NEW DELHI: Award-winning playwright Yael Farber, whose new work focuses on the fatal gang-rape of an Indian student last December, was inspired by the protests that erupted across the country after the attack.
“I remember feeling this extraordinary sense of envy when I looked at India . . . I mean—who takes to the streets anywhere else in the world to speak for a young single woman?” the South African said in an interview with Agence France-Presse.
Shocked by the attack, she posted about it on Facebook. Bollywood actress Poorna Jagannathan saw the post and invited her to India where the idea for a play about sexual violence began to take shape.
“Stories stay in public consciousness for a limited time, you have to grab that window,” Farber said, explaining how she chose to write and stage the play just eight months after the assault.
The show premiered at the Edinburgh Festival Fringe and ends its run Monday.
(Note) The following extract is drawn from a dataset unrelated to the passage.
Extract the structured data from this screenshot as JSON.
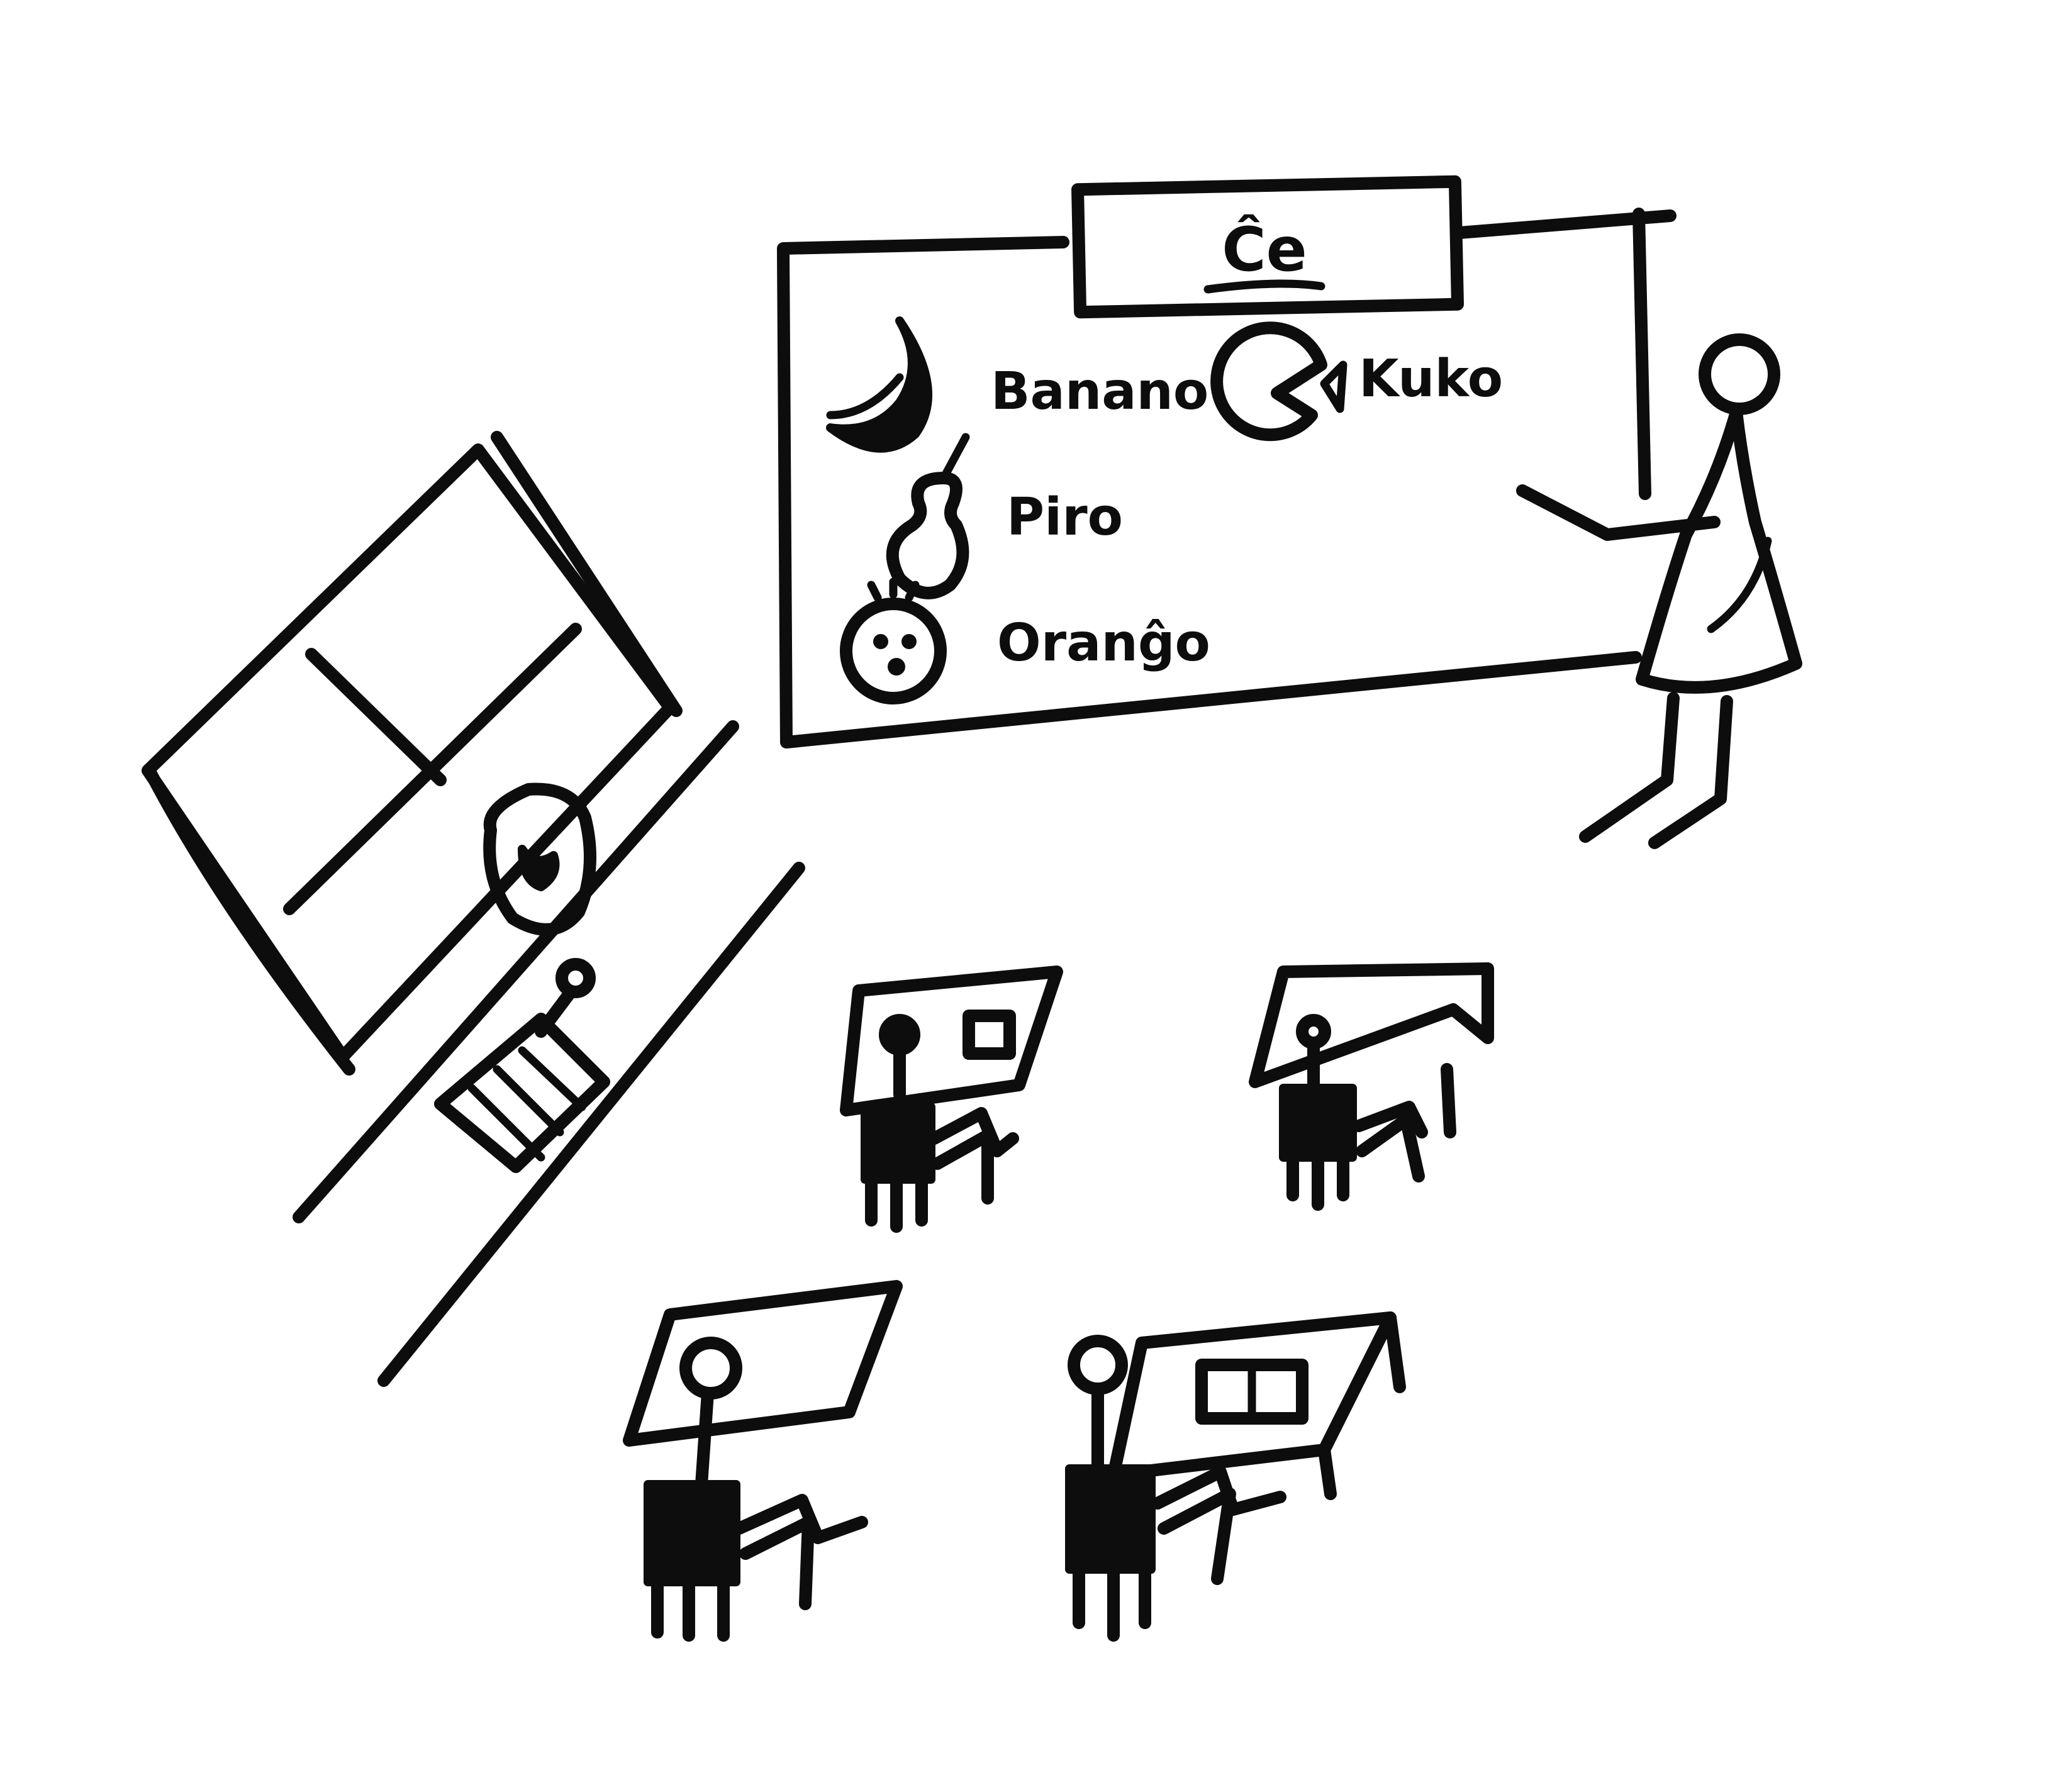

“Nirbhaya,” or “fearless,” opened to rave reviews and won the Scotsman Fringe First award for outstanding new plays. Faber now has won the award three times.
The 42-year-old writer-director, raised in Johannesburg, told Agence France-Presse from Edinburgh she was struck by the public reaction to the rape.
“I remember wondering what it would take for us South Africans to get on to the streets like this, what it would take to penetrate the numbness—what it would take to care,” she said.
The name of the play, enacted in Hindi and English, comes from the pseudonym of the 23-year-old who was gang-raped and sexually assaulted with an iron rod, and whose fight for life captured the world’s attention.
“Everyone was rooting for her to live. She testified twice (in hospital) despite her grave injuries, she demanded accountability from the system,” Farber said.
“She challenged ideas the world over that rape victims should be quiet and feel a sense of shame about what they have endured. That’s why her spirit ignited people.”
Farber, who has won a string of best director awards in South Africa and whose work has been honoured elsewhere, is no stranger to visceral drama. Her plays often include personal testimonies from her cast.
Her 2001 work “Amajuba” is based on the stories of five South African cast members who came of age during the final years of apartheid.
The December 16 attack, which saw the victim’s male friend badly beaten by the six alleged assailants, is at the heart of “Nirbhaya,” which features five other storylines.
The cast includes Jagannathan, as well as two other actresses and two more women who make their stage debuts.
All five relate personal experiences dealing with sexual abuse and assaults as children and adults.
Astrologer Sneha Jawale’s monologue recounts her marriage to a man who doused her in kerosene and lit a match, leaving her with facial scars—all in an effort to extort a higher dowry from her parents.
A single actor performs all male roles in the play, including the part of the Delhi rape victim’s friend as well as the main accused, who hanged himself in jail in March.
The young woman is played by popular actor-singer-songwriter Japjit Kaur, who sings but doesn’t speak on stage.
“I didn’t want to put words into her mouth. We may never know who she really was so I presented her as an icon, an archetype,” Farber said.
The victim’s family know of the play, she added.
The attack fuelled a furious debate about the status and safety of women in India, an issue that exploded again when five men gang-raped a 23-year-old photographer Thursday in financial hub Mumbai.
“It would be a grave mistake to just dump the problem of sexual violence onto India and leave it at that,” Farber said.